For the second time in two years, the U.S. Navy has developed a new type of bomb that causes fewer civilian casualties. This one uses HDRM (High-Density Reactive Materials), a composite of metallic and polymer materials that are stable and as strong as steel unless detonated by nearby explosives. Thus when the explosives in the missile, bomb or shell go off, the HDRM shell of the projectile explodes as well. This can increase the explosive effect by up to five times, while reducing the metallic projectiles by over 90 percent. It’s the metallic projectiles (shrapnel) that causes more distant casualties. The only problem with HDRM is it’s just out of the laboratory, costs more than a hundred times as much as the steel it replaces. It will take a decade or more before it becomes a cost-effective replacement for metal casings for these weapons.
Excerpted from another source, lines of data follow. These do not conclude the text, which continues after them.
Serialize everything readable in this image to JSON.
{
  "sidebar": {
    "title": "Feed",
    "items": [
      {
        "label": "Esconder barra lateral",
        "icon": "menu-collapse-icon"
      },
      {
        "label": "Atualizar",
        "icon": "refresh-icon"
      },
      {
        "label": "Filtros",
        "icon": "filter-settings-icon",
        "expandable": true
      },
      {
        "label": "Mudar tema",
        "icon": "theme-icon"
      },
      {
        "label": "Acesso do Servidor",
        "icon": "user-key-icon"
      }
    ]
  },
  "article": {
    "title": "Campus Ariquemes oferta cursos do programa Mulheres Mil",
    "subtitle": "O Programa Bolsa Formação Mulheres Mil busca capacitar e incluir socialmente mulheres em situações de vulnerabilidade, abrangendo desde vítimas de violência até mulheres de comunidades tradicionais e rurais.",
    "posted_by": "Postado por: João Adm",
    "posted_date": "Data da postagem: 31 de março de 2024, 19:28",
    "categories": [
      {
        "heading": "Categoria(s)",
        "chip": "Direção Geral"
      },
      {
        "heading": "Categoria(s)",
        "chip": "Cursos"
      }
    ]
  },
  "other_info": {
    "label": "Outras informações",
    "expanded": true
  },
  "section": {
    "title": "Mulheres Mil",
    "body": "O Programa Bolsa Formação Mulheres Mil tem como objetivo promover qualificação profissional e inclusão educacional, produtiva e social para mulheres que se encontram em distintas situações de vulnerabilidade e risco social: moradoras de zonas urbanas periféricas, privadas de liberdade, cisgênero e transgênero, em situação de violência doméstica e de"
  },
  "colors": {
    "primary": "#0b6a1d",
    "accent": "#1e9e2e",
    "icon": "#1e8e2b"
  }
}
One of the side effects of precision guided munitions is that the US is putting a lot of effort into making munitions more lethal, yet less powerful.